Already, the DNA of farmed silkworms has been genetically tweaked to whip up artificial silk that’s at least as mighty and as stretchy as that from spiders.
The creators, Kraig Biocraft, since dispatched their Dragon Silk ballistic shootpack panels for the U.S. Army to check out.
Barring Dragon Skin, ceramic has been the go-to hard armor for American Armed Forces during the past two and a bit decades.
With the end-game of hiking multi-hit resistance, perhaps the most promising direction is ceramic composites.
Specialists at U.N.T., sponsored by the Army Research Lab [ARL], are experimenting with this as we write.
EXPLORING NEW POSSIBILITIES FOR BODY ARMOR
Some materials for military body armor come and go (think Zylon). But we never know if something new might turn out to be earth-shattering.
Like graphene. Technically put, it’s a honeycomb-patterned sheet of bonded carbon atoms with a thickness of just one atom.
Alone, the uber lightweight compound wouldn’t hold up to being hammered by bullets. But experts at C.U.N.Y. figured out that by double layering the graphene (AKA diamene), it switches from flexible to harder than diamond when pressure’s applied.
The same principle, in fact, as liquid armor. It works by taking regular soft armor and soaking it in either of Non-Newtonian Shear Thickening Fluid or Magnetorheological Fluid to reinforce it.
Once struck by a fast-moving projectile, the STF/MF in the armor solidifies in a matter of milliseconds. Something that the ARL has been grinding away at for the last decade as part of the ‘Soldier 2025’ project.
Then there’s Composite Metal Foam. The masterminds over at Advanced Materials Manufacturing have already built armor embedded with CMF.
This stuff doesn’t just stop a .50 caliber armor-piercing bullet upon contact, it literally pulverizes it. It’s as effective as steel, but weighs infinitely less.
Just as exciting are potential body armor structures inspired by mother nature herself. At the minute, the big brains at the Naval Surface Warfare Center [NSWC] have knocked up a bulletproof slime based on the mucus that the sea-going hagfish secretes as a defense against predators.
Even more mind-blowing, how about armor that repairs itself after being shot. Based on how some animal species can sprout new tissues and organs in response to bodily trauma, the folks at the ARL are delving into thermoplastics that regenerate as a means of self-healing armor.

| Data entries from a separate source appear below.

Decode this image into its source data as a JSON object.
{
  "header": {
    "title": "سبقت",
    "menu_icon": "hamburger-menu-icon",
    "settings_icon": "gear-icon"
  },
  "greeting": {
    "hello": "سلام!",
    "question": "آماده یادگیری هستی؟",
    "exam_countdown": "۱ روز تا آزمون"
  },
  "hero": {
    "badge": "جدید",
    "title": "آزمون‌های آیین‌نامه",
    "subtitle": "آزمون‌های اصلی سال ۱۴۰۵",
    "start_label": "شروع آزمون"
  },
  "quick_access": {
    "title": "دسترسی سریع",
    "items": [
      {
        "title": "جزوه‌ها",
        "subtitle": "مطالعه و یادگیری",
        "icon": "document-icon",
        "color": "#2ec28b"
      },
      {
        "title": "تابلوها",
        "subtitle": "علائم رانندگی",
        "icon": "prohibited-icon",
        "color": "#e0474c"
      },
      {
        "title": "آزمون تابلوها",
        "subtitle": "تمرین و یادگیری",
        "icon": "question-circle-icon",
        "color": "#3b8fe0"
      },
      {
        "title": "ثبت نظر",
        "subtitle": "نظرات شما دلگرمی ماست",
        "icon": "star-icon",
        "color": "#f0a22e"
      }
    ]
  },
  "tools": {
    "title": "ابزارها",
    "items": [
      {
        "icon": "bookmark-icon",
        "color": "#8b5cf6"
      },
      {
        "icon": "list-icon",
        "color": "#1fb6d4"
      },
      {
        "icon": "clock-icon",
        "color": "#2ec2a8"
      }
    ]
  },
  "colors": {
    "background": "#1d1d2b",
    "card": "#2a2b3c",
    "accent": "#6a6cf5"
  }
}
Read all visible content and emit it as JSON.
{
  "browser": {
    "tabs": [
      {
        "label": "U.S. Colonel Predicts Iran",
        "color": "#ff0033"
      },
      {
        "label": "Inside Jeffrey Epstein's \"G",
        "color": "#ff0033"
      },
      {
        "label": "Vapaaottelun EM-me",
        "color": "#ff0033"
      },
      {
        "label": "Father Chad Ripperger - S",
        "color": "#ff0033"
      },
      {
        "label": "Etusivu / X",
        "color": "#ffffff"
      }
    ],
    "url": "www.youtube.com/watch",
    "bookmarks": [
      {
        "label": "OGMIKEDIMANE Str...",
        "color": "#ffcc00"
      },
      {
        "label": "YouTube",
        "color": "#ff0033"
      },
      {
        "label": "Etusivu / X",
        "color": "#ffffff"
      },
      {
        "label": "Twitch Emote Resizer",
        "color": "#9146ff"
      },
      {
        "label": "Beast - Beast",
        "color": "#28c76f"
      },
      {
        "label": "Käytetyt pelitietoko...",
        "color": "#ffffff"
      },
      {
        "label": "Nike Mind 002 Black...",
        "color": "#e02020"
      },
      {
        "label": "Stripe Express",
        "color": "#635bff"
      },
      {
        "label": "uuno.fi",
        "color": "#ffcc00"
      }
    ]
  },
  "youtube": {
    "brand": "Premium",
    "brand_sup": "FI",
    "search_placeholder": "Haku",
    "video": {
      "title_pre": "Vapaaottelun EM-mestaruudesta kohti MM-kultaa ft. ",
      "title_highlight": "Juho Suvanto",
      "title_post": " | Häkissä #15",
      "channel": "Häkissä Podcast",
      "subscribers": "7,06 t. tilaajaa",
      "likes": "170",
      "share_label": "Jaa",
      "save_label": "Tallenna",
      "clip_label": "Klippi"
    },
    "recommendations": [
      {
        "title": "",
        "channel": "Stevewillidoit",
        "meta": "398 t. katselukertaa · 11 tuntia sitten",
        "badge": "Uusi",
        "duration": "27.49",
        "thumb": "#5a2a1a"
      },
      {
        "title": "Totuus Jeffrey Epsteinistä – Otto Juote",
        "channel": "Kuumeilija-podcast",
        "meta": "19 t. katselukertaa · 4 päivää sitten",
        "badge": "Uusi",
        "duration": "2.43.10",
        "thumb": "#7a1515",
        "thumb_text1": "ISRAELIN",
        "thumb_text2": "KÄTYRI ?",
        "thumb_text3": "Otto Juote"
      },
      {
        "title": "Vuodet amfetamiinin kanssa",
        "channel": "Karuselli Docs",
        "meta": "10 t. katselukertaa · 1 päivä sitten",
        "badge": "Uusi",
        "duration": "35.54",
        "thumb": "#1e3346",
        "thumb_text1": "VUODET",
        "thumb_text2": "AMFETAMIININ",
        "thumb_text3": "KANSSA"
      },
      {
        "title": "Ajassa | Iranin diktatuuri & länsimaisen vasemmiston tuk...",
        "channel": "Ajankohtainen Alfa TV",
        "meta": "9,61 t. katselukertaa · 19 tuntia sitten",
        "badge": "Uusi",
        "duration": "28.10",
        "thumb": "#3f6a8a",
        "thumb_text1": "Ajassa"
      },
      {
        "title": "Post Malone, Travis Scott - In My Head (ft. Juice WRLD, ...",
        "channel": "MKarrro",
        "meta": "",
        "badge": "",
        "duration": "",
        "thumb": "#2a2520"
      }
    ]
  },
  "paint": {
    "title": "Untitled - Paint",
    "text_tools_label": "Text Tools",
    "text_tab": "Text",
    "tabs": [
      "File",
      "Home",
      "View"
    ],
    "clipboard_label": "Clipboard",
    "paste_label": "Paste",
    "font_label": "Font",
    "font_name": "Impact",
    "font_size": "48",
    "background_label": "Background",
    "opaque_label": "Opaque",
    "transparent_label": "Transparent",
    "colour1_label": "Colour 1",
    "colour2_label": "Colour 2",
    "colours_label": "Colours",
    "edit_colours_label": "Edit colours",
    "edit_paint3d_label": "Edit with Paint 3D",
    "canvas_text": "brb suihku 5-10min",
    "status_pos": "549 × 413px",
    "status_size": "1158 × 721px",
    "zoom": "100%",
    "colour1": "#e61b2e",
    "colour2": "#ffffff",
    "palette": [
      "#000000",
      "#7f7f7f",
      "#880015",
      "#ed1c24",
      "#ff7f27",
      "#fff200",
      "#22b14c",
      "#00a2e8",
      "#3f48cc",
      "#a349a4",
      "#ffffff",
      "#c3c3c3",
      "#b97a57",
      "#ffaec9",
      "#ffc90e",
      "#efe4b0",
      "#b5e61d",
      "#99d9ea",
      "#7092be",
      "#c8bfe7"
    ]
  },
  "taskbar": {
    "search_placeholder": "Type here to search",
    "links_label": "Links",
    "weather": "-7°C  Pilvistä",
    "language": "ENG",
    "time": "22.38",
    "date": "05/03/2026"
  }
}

We’ve come a long way since early man first armored up in animal skin and bones.
Already, next-gen materials have started featuring in some types of body armor. But military authorities keep tooling away in the quest for protective wear that best balances protection and mobility.
By doing so, helping to keep more of tomorrow’s armed forces personnel out of harm’s way so, mission accomplished, they can return home safely to their loved ones.
But don’t go AWOL just yet. As a former or still serving member of the armed forces, we’d absolutely love to hear about your own experiences using military body armor – fire away in the comments section below!
Until our next content tour, Bulletproof Zone over.